= What you need to do =
With all images left out, restate the records below exactly as written.

(Saved data entries)
>>>

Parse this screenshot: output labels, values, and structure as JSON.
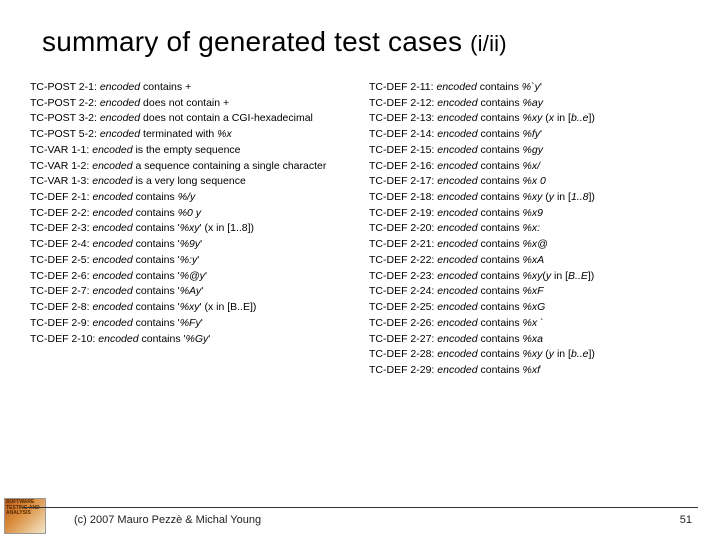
{
  "title_main": "summary of generated test cases",
  "title_sub": "(i/ii)",
  "left": [
    {
      "id": "TC-POST 2-1:",
      "pre": " ",
      "em": "encoded",
      "post": " contains +"
    },
    {
      "id": "TC-POST 2-2:",
      "pre": " ",
      "em": "encoded",
      "post": " does not contain +"
    },
    {
      "id": "TC-POST 3-2:",
      "pre": " ",
      "em": "encoded",
      "post": " does not contain a CGI-hexadecimal"
    },
    {
      "id": "TC-POST 5-2:",
      "pre": " ",
      "em": "encoded",
      "post": " terminated with ",
      "em2": "%x"
    },
    {
      "id": "TC-VAR 1-1:",
      "pre": " ",
      "em": "encoded",
      "post": " is the empty sequence"
    },
    {
      "id": "TC-VAR 1-2:",
      "pre": " ",
      "em": "encoded",
      "post": " a sequence containing a single character"
    },
    {
      "id": "TC-VAR 1-3:",
      "pre": " ",
      "em": "encoded",
      "post": " is a very long sequence"
    },
    {
      "id": "TC-DEF 2-1:",
      "pre": " ",
      "em": "encoded",
      "post": " contains ",
      "em2": "%/y"
    },
    {
      "id": "TC-DEF 2-2:",
      "pre": " ",
      "em": "encoded",
      "post": " contains ",
      "em2": "%0 y"
    },
    {
      "id": "TC-DEF 2-3:",
      "pre": " ",
      "em": "encoded",
      "post": " contains '",
      "em2": "%xy",
      "post2": "' (x in [1..8])"
    },
    {
      "id": "TC-DEF 2-4:",
      "pre": " ",
      "em": "encoded",
      "post": " contains '",
      "em2": "%9y",
      "post2": "'"
    },
    {
      "id": "TC-DEF 2-5:",
      "pre": " ",
      "em": "encoded",
      "post": " contains '",
      "em2": "%:y",
      "post2": "'"
    },
    {
      "id": "TC-DEF 2-6:",
      "pre": " ",
      "em": "encoded",
      "post": " contains '",
      "em2": "%@y",
      "post2": "'"
    },
    {
      "id": "TC-DEF 2-7:",
      "pre": " ",
      "em": "encoded",
      "post": " contains '",
      "em2": "%Ay",
      "post2": "'"
    },
    {
      "id": "TC-DEF 2-8:",
      "pre": " ",
      "em": "encoded",
      "post": " contains '",
      "em2": "%xy",
      "post2": "' (x in [B..E])"
    },
    {
      "id": "TC-DEF 2-9:",
      "pre": " ",
      "em": "encoded",
      "post": " contains '",
      "em2": "%Fy",
      "post2": "'"
    },
    {
      "id": "TC-DEF 2-10:",
      "pre": " ",
      "em": "encoded",
      "post": " contains '",
      "em2": "%Gy",
      "post2": "'"
    }
  ],
  "right": [
    {
      "id": "TC-DEF 2-11:",
      "pre": " ",
      "em": "encoded",
      "post": " contains ",
      "em2": "%`y",
      "post2": "'"
    },
    {
      "id": "TC-DEF 2-12:",
      "pre": " ",
      "em": "encoded",
      "post": " contains ",
      "em2": "%ay"
    },
    {
      "id": "TC-DEF 2-13:",
      "pre": " ",
      "em": "encoded",
      "post": " contains ",
      "em2": "%xy",
      "post2": " (",
      "em3": "x",
      "post3": " in [",
      "em4": "b..e",
      "post4": "])"
    },
    {
      "id": "TC-DEF 2-14:",
      "pre": " ",
      "em": "encoded",
      "post": " contains ",
      "em2": "%fy",
      "post2": "'"
    },
    {
      "id": "TC-DEF 2-15:",
      "pre": " ",
      "em": "encoded",
      "post": " contains ",
      "em2": "%gy"
    },
    {
      "id": "TC-DEF 2-16:",
      "pre": " ",
      "em": "encoded",
      "post": " contains ",
      "em2": "%x/"
    },
    {
      "id": "TC-DEF 2-17:",
      "pre": " ",
      "em": "encoded",
      "post": " contains ",
      "em2": "%x 0"
    },
    {
      "id": "TC-DEF 2-18:",
      "pre": " ",
      "em": "encoded",
      "post": " contains ",
      "em2": "%xy",
      "post2": " (",
      "em3": "y",
      "post3": " in [",
      "em4": "1..8",
      "post4": "])"
    },
    {
      "id": "TC-DEF 2-19:",
      "pre": " ",
      "em": "encoded",
      "post": " contains ",
      "em2": "%x9"
    },
    {
      "id": "TC-DEF 2-20:",
      "pre": " ",
      "em": "encoded",
      "post": " contains ",
      "em2": "%x:"
    },
    {
      "id": "TC-DEF 2-21:",
      "pre": " ",
      "em": "encoded",
      "post": " contains ",
      "em2": "%x@"
    },
    {
      "id": "TC-DEF 2-22:",
      "pre": " ",
      "em": "encoded",
      "post": " contains ",
      "em2": "%xA"
    },
    {
      "id": "TC-DEF 2-23:",
      "pre": " ",
      "em": "encoded",
      "post": " contains ",
      "em2": "%xy",
      "post2": "(",
      "em3": "y",
      "post3": " in [",
      "em4": "B..E",
      "post4": "])"
    },
    {
      "id": "TC-DEF 2-24:",
      "pre": " ",
      "em": "encoded",
      "post": " contains ",
      "em2": "%xF"
    },
    {
      "id": "TC-DEF 2-25:",
      "pre": " ",
      "em": "encoded",
      "post": " contains ",
      "em2": "%xG"
    },
    {
      "id": "TC-DEF 2-26:",
      "pre": " ",
      "em": "encoded",
      "post": " contains ",
      "em2": "%x `"
    },
    {
      "id": "TC-DEF 2-27:",
      "pre": " ",
      "em": "encoded",
      "post": " contains ",
      "em2": "%xa"
    },
    {
      "id": "TC-DEF 2-28:",
      "pre": " ",
      "em": "encoded",
      "post": " contains ",
      "em2": "%xy",
      "post2": " (",
      "em3": "y",
      "post3": " in [",
      "em4": "b..e",
      "post4": "])"
    },
    {
      "id": "TC-DEF 2-29:",
      "pre": " ",
      "em": "encoded",
      "post": " contains ",
      "em2": "%xf"
    }
  ],
  "footer": {
    "logo_text": "SOFTWARE TESTING AND ANALYSIS",
    "copyright": "(c) 2007 Mauro Pezzè & Michal Young",
    "page": "51"
  }
}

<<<

= Task response =
Parse this screenshot: output labels, values, and structure as JSON.
{
  "title_main": "summary of generated test cases",
  "title_sub": "(i/ii)",
  "left": [
    {
      "id": "TC-POST 2-1:",
      "pre": " ",
      "em": "encoded",
      "post": " contains +"
    },
    {
      "id": "TC-POST 2-2:",
      "pre": " ",
      "em": "encoded",
      "post": " does not contain +"
    },
    {
      "id": "TC-POST 3-2:",
      "pre": " ",
      "em": "encoded",
      "post": " does not contain a CGI-hexadecimal"
    },
    {
      "id": "TC-POST 5-2:",
      "pre": " ",
      "em": "encoded",
      "post": " terminated with ",
      "em2": "%x"
    },
    {
      "id": "TC-VAR 1-1:",
      "pre": " ",
      "em": "encoded",
      "post": " is the empty sequence"
    },
    {
      "id": "TC-VAR 1-2:",
      "pre": " ",
      "em": "encoded",
      "post": " a sequence containing a single character"
    },
    {
      "id": "TC-VAR 1-3:",
      "pre": " ",
      "em": "encoded",
      "post": " is a very long sequence"
    },
    {
      "id": "TC-DEF 2-1:",
      "pre": " ",
      "em": "encoded",
      "post": " contains ",
      "em2": "%/y"
    },
    {
      "id": "TC-DEF 2-2:",
      "pre": " ",
      "em": "encoded",
      "post": " contains ",
      "em2": "%0 y"
    },
    {
      "id": "TC-DEF 2-3:",
      "pre": " ",
      "em": "encoded",
      "post": " contains '",
      "em2": "%xy",
      "post2": "' (x in [1..8])"
    },
    {
      "id": "TC-DEF 2-4:",
      "pre": " ",
      "em": "encoded",
      "post": " contains '",
      "em2": "%9y",
      "post2": "'"
    },
    {
      "id": "TC-DEF 2-5:",
      "pre": " ",
      "em": "encoded",
      "post": " contains '",
      "em2": "%:y",
      "post2": "'"
    },
    {
      "id": "TC-DEF 2-6:",
      "pre": " ",
      "em": "encoded",
      "post": " contains '",
      "em2": "%@y",
      "post2": "'"
    },
    {
      "id": "TC-DEF 2-7:",
      "pre": " ",
      "em": "encoded",
      "post": " contains '",
      "em2": "%Ay",
      "post2": "'"
    },
    {
      "id": "TC-DEF 2-8:",
      "pre": " ",
      "em": "encoded",
      "post": " contains '",
      "em2": "%xy",
      "post2": "' (x in [B..E])"
    },
    {
      "id": "TC-DEF 2-9:",
      "pre": " ",
      "em": "encoded",
      "post": " contains '",
      "em2": "%Fy",
      "post2": "'"
    },
    {
      "id": "TC-DEF 2-10:",
      "pre": " ",
      "em": "encoded",
      "post": " contains '",
      "em2": "%Gy",
      "post2": "'"
    }
  ],
  "right": [
    {
      "id": "TC-DEF 2-11:",
      "pre": " ",
      "em": "encoded",
      "post": " contains ",
      "em2": "%`y",
      "post2": "'"
    },
    {
      "id": "TC-DEF 2-12:",
      "pre": " ",
      "em": "encoded",
      "post": " contains ",
      "em2": "%ay"
    },
    {
      "id": "TC-DEF 2-13:",
      "pre": " ",
      "em": "encoded",
      "post": " contains ",
      "em2": "%xy",
      "post2": " (",
      "em3": "x",
      "post3": " in [",
      "em4": "b..e",
      "post4": "])"
    },
    {
      "id": "TC-DEF 2-14:",
      "pre": " ",
      "em": "encoded",
      "post": " contains ",
      "em2": "%fy",
      "post2": "'"
    },
    {
      "id": "TC-DEF 2-15:",
      "pre": " ",
      "em": "encoded",
      "post": " contains ",
      "em2": "%gy"
    },
    {
      "id": "TC-DEF 2-16:",
      "pre": " ",
      "em": "encoded",
      "post": " contains ",
      "em2": "%x/"
    },
    {
      "id": "TC-DEF 2-17:",
      "pre": " ",
      "em": "encoded",
      "post": " contains ",
      "em2": "%x 0"
    },
    {
      "id": "TC-DEF 2-18:",
      "pre": " ",
      "em": "encoded",
      "post": " contains ",
      "em2": "%xy",
      "post2": " (",
      "em3": "y",
      "post3": " in [",
      "em4": "1..8",
      "post4": "])"
    },
    {
      "id": "TC-DEF 2-19:",
      "pre": " ",
      "em": "encoded",
      "post": " contains ",
      "em2": "%x9"
    },
    {
      "id": "TC-DEF 2-20:",
      "pre": " ",
      "em": "encoded",
      "post": " contains ",
      "em2": "%x:"
    },
    {
      "id": "TC-DEF 2-21:",
      "pre": " ",
      "em": "encoded",
      "post": " contains ",
      "em2": "%x@"
    },
    {
      "id": "TC-DEF 2-22:",
      "pre": " ",
      "em": "encoded",
      "post": " contains ",
      "em2": "%xA"
    },
    {
      "id": "TC-DEF 2-23:",
      "pre": " ",
      "em": "encoded",
      "post": " contains ",
      "em2": "%xy",
      "post2": "(",
      "em3": "y",
      "post3": " in [",
      "em4": "B..E",
      "post4": "])"
    },
    {
      "id": "TC-DEF 2-24:",
      "pre": " ",
      "em": "encoded",
      "post": " contains ",
      "em2": "%xF"
    },
    {
      "id": "TC-DEF 2-25:",
      "pre": " ",
      "em": "encoded",
      "post": " contains ",
      "em2": "%xG"
    },
    {
      "id": "TC-DEF 2-26:",
      "pre": " ",
      "em": "encoded",
      "post": " contains ",
      "em2": "%x `"
    },
    {
      "id": "TC-DEF 2-27:",
      "pre": " ",
      "em": "encoded",
      "post": " contains ",
      "em2": "%xa"
    },
    {
      "id": "TC-DEF 2-28:",
      "pre": " ",
      "em": "encoded",
      "post": " contains ",
      "em2": "%xy",
      "post2": " (",
      "em3": "y",
      "post3": " in [",
      "em4": "b..e",
      "post4": "])"
    },
    {
      "id": "TC-DEF 2-29:",
      "pre": " ",
      "em": "encoded",
      "post": " contains ",
      "em2": "%xf"
    }
  ],
  "footer": {
    "logo_text": "SOFTWARE TESTING AND ANALYSIS",
    "copyright": "(c) 2007 Mauro Pezzè & Michal Young",
    "page": "51"
  }
}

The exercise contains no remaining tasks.